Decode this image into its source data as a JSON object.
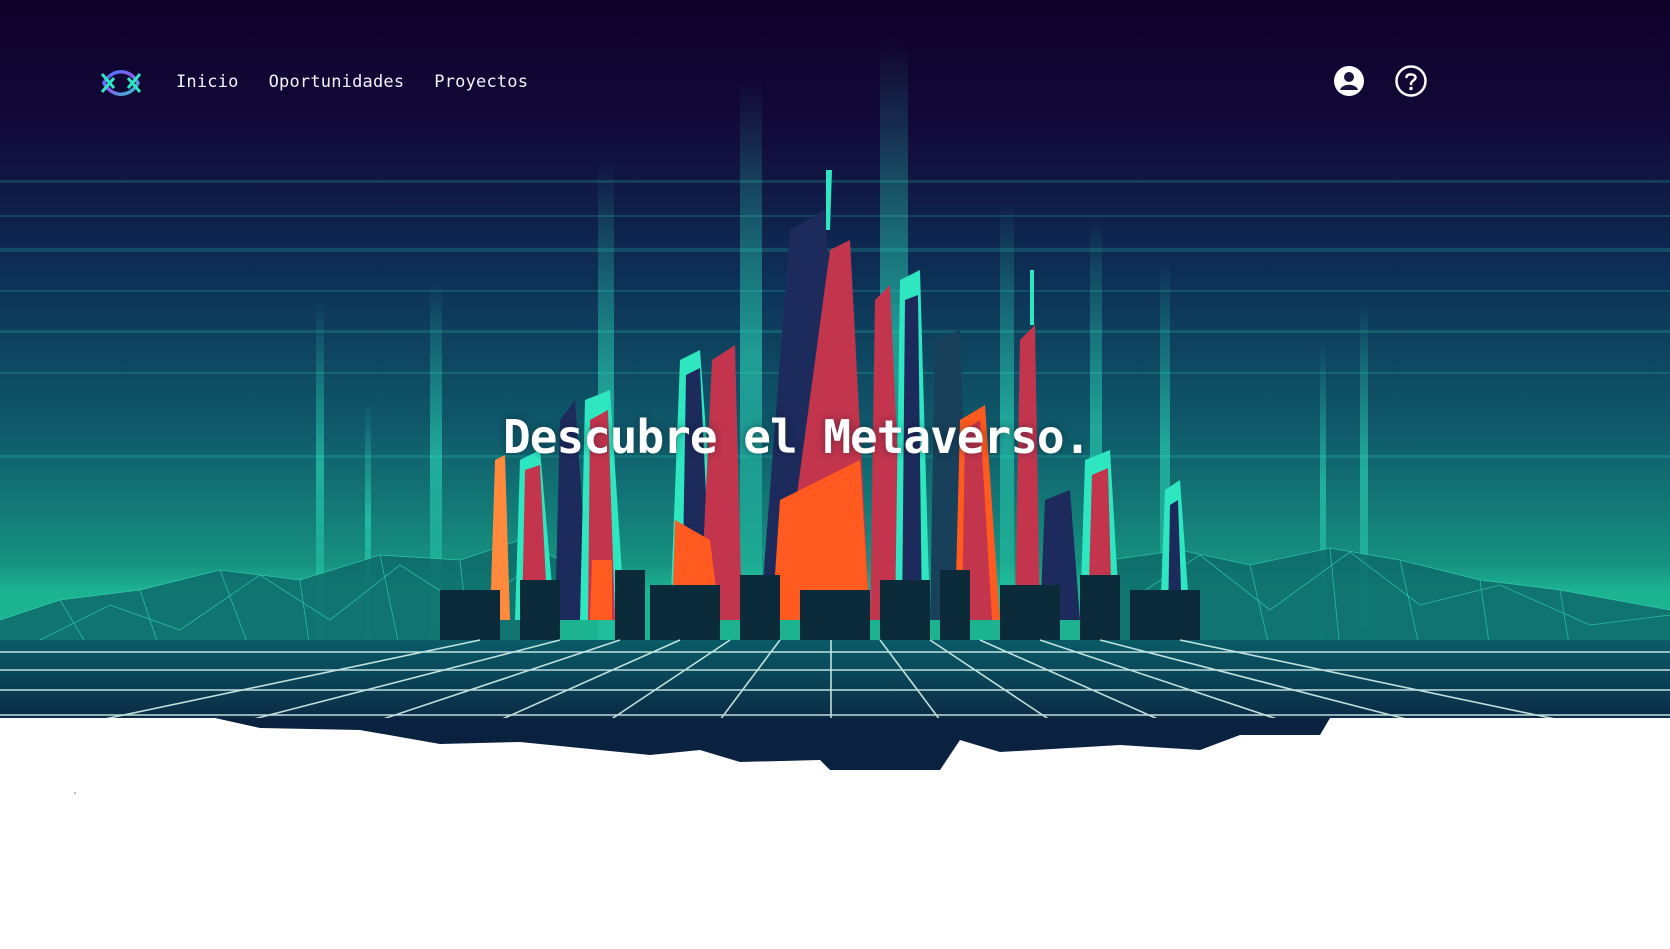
{
  "nav": {
    "logo_icon": "metaverse-loop-logo-icon",
    "links": [
      {
        "label": "Inicio"
      },
      {
        "label": "Oportunidades"
      },
      {
        "label": "Proyectos"
      }
    ],
    "account_icon": "user-circle-icon",
    "help_icon": "question-circle-icon"
  },
  "hero": {
    "headline": "Descubre el Metaverso.",
    "illustration": "neon-futuristic-city-skyline",
    "colors": {
      "sky_top": "#10002b",
      "sky_mid": "#0b3a5e",
      "horizon": "#16a98f",
      "neon": "#2ee6c0",
      "tower_red": "#c2354d",
      "tower_orange": "#ff5a1f",
      "tower_navy": "#1d2a5c"
    }
  }
}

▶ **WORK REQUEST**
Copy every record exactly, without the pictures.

▶ **ANSWER SPACE**
Decode this image into its source data as a JSON object.
{
  "nav": {
    "logo_icon": "metaverse-loop-logo-icon",
    "links": [
      {
        "label": "Inicio"
      },
      {
        "label": "Oportunidades"
      },
      {
        "label": "Proyectos"
      }
    ],
    "account_icon": "user-circle-icon",
    "help_icon": "question-circle-icon"
  },
  "hero": {
    "headline": "Descubre el Metaverso.",
    "illustration": "neon-futuristic-city-skyline",
    "colors": {
      "sky_top": "#10002b",
      "sky_mid": "#0b3a5e",
      "horizon": "#16a98f",
      "neon": "#2ee6c0",
      "tower_red": "#c2354d",
      "tower_orange": "#ff5a1f",
      "tower_navy": "#1d2a5c"
    }
  }
}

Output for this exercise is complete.